[18.] Baritz M, Cotoros D. Modeling and simulation of human locomotion system structure and behavior by dedicated software #x2014; LifeMode. 2011. p. 1-4.

[19.] Areiza DA, Brosses ES, Mommers X, Bonnet AS, Zwetyenga N, Lipinski P. Asymmetric kinematics and dynamics of the temporomandibular joint without pain: a case report. Comput Methods Biomech Biomed Engin. 2013;16(sup1):297-9.

[20.] Dao TT, Marin F, Ho Ba Tho MC. Influence of anthropometrical and geometrical parameters of the bones and muscles on musculoskeletal model of the lower limbs. Comput Methods Biomech Biomed Engin. 2009;12(sup1):91-2.

[21.] Huynh KT, Gibson I, Jagdish BN, Lu WF. Development and validation of a discretised multi-body spine model in LifeMOD for biodynamic behaviour simulation. Comput Methods Biomech Biomed Engin. 2013 Apr 28;

[22.] Stops A, Wilcox R, Jin Z. Computational modelling of the natural hip: a review of finite element and multibody simulations. Comput Methods Biomech Biomed Engin. 2012;15(9):963-79.

[23.] Senanayake SMNA, Gopalai AA. Human Motion Regeneration using Sensors and Vision. 2008. p. 1032-7.

[24.] Yang C-T, Wei H-W, Kao H-C, Cheng C-K. Design and test of hip stem for medullary revascularization. Med Eng Phys. 2009 Oct;31(8):994-1001.

V. Boobalan (a), S.N. Omkar (a), D.V. Ramesh (b) & S. Shankar (c)

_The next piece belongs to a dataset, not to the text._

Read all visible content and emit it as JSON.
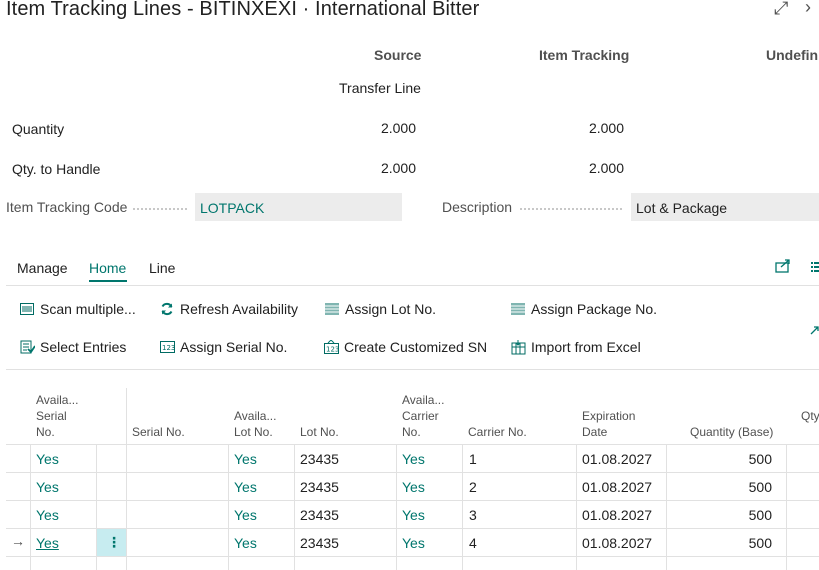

(a) Department of Aerospace Engineering, Indian Institute of Science, Bangalore 560012, India.

(b) Department of Physiotherapy, M.S. Ramaiah Medical College, Bangalore 560054, India.

(c) Department of Mechatronics Engineering, Kongu Engineering College, Anna University Erode 638052, India.

Corresponding author: S.N. Omkar; omkar@aero.iisc.ernet.in

Received 6 November 2013; Accepted 1 December 2013; Available online 1 March 2014

Fig 4: Difference in muscle activation for right and
left limbs under three conditions

Difference in activiation: (RIGHT-LEFT) in lower Limbs
under three conditions

Rectus Femoris     7.75   25.09   31.29
Gluteus Medius     8.06   31.06   29.30
Gluteus Maximus   -1.44   16.54   21.14
Adductor magnus    8.06   31.06   09.30
Iliacus           18.26   24.29   25.45

Note: Table made from bar graph.
COPYRIGHT 2014 Society for Biomaterials and Artificial Organs
No portion of this article can be reproduced without the express written permission from the copyright holder.
Copyright 2014 Gale, Cengage Learning. All rights reserved.

Article Details
Printer friendly Cite/link Email Feedback
Title Annotation:Original Article
Author:Boobalan, V.; Omkar, S.N.; Ramesh, D.V.; Shankar, S.
Publication:Trends in Biomaterials and Artificial Organs
Article Type:Report
Date:Jan 1, 2014
Words:3613
Previous Article:Use of nano-bioglass scaffold enhanced with mesenchymal stem cells for rat calvarial bone tissue regeneration.
Next Article:Nano-rough topography of the scaffold enhances osteoblast attachment: a review.
Topics:

Terms of use | Privacy policy | Copyright © 2021 Farlex, Inc. | Feedback | For webmasters |